• Exercise description: Set down each entry as it stands. Skip the pictures.

(Interface dataset entries)

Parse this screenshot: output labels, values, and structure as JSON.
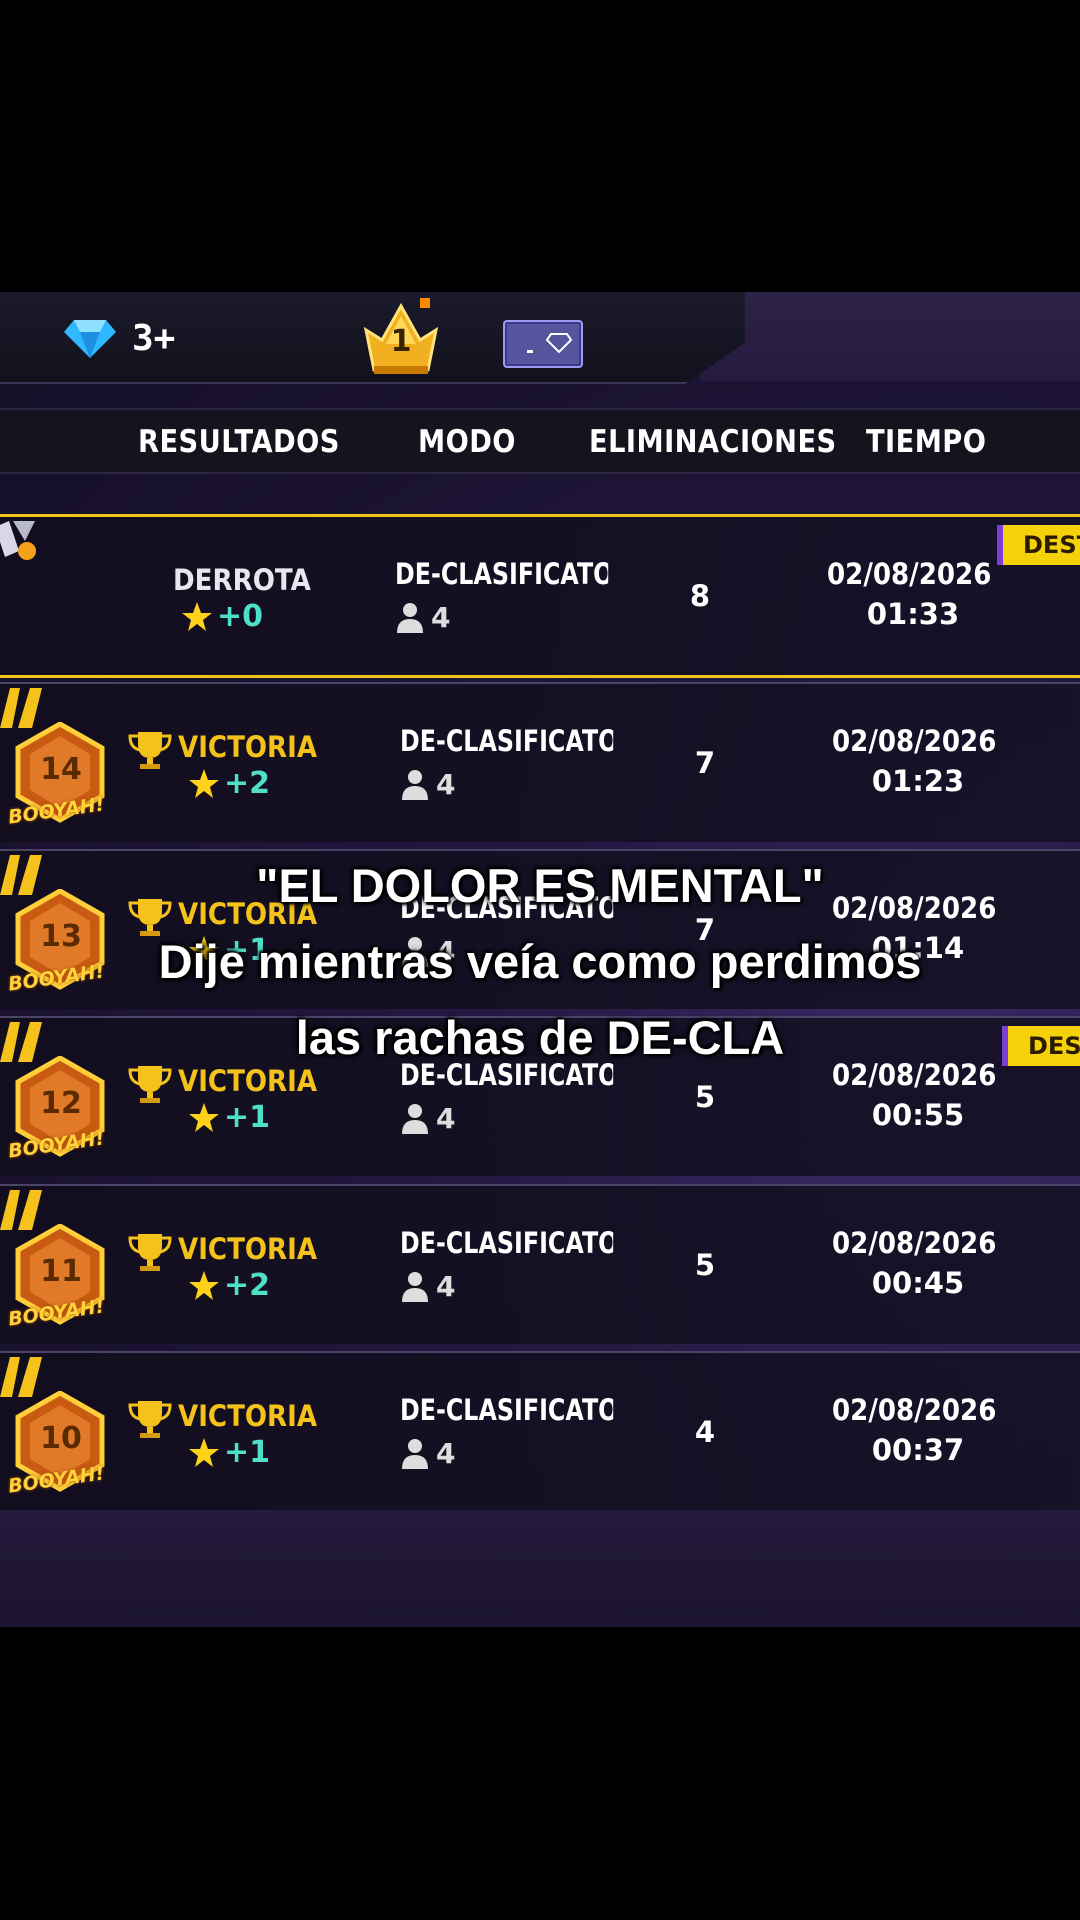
{
  "topbar": {
    "diamond_count": "3+",
    "rank_badge": "1"
  },
  "columns": {
    "results": "RESULTADOS",
    "mode": "MODO",
    "eliminations": "ELIMINACIONES",
    "time": "TIEMPO"
  },
  "rows": [
    {
      "result": "DERROTA",
      "points": "+0",
      "mode": "DE-CLASIFICATOF",
      "players": "4",
      "kills": "8",
      "date": "02/08/2026",
      "time": "01:33",
      "streak": "",
      "tag": "DEST"
    },
    {
      "result": "VICTORIA",
      "points": "+2",
      "mode": "DE-CLASIFICATOF",
      "players": "4",
      "kills": "7",
      "date": "02/08/2026",
      "time": "01:23",
      "streak": "14",
      "tag": ""
    },
    {
      "result": "VICTORIA",
      "points": "+1",
      "mode": "DE-CLASIFICATOF",
      "players": "4",
      "kills": "7",
      "date": "02/08/2026",
      "time": "01:14",
      "streak": "13",
      "tag": ""
    },
    {
      "result": "VICTORIA",
      "points": "+1",
      "mode": "DE-CLASIFICATOF",
      "players": "4",
      "kills": "5",
      "date": "02/08/2026",
      "time": "00:55",
      "streak": "12",
      "tag": "DEST"
    },
    {
      "result": "VICTORIA",
      "points": "+2",
      "mode": "DE-CLASIFICATOF",
      "players": "4",
      "kills": "5",
      "date": "02/08/2026",
      "time": "00:45",
      "streak": "11",
      "tag": ""
    },
    {
      "result": "VICTORIA",
      "points": "+1",
      "mode": "DE-CLASIFICATOF",
      "players": "4",
      "kills": "4",
      "date": "02/08/2026",
      "time": "00:37",
      "streak": "10",
      "tag": ""
    }
  ],
  "booyah_label": "BOOYAH!",
  "caption": {
    "line1": "\"EL DOLOR ES MENTAL\"",
    "line2": "Dije mientras veía como perdimos",
    "line3": "las rachas de DE-CLA"
  },
  "colors": {
    "accent_gold": "#f4c21a",
    "points_teal": "#4fe0c8",
    "highlight_border": "#f0c419"
  }
}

• Solution:
Parse this screenshot: output labels, values, and structure as JSON.
{
  "topbar": {
    "diamond_count": "3+",
    "rank_badge": "1"
  },
  "columns": {
    "results": "RESULTADOS",
    "mode": "MODO",
    "eliminations": "ELIMINACIONES",
    "time": "TIEMPO"
  },
  "rows": [
    {
      "result": "DERROTA",
      "points": "+0",
      "mode": "DE-CLASIFICATOF",
      "players": "4",
      "kills": "8",
      "date": "02/08/2026",
      "time": "01:33",
      "streak": "",
      "tag": "DEST"
    },
    {
      "result": "VICTORIA",
      "points": "+2",
      "mode": "DE-CLASIFICATOF",
      "players": "4",
      "kills": "7",
      "date": "02/08/2026",
      "time": "01:23",
      "streak": "14",
      "tag": ""
    },
    {
      "result": "VICTORIA",
      "points": "+1",
      "mode": "DE-CLASIFICATOF",
      "players": "4",
      "kills": "7",
      "date": "02/08/2026",
      "time": "01:14",
      "streak": "13",
      "tag": ""
    },
    {
      "result": "VICTORIA",
      "points": "+1",
      "mode": "DE-CLASIFICATOF",
      "players": "4",
      "kills": "5",
      "date": "02/08/2026",
      "time": "00:55",
      "streak": "12",
      "tag": "DEST"
    },
    {
      "result": "VICTORIA",
      "points": "+2",
      "mode": "DE-CLASIFICATOF",
      "players": "4",
      "kills": "5",
      "date": "02/08/2026",
      "time": "00:45",
      "streak": "11",
      "tag": ""
    },
    {
      "result": "VICTORIA",
      "points": "+1",
      "mode": "DE-CLASIFICATOF",
      "players": "4",
      "kills": "4",
      "date": "02/08/2026",
      "time": "00:37",
      "streak": "10",
      "tag": ""
    }
  ],
  "booyah_label": "BOOYAH!",
  "caption": {
    "line1": "\"EL DOLOR ES MENTAL\"",
    "line2": "Dije mientras veía como perdimos",
    "line3": "las rachas de DE-CLA"
  },
  "colors": {
    "accent_gold": "#f4c21a",
    "points_teal": "#4fe0c8",
    "highlight_border": "#f0c419"
  }
}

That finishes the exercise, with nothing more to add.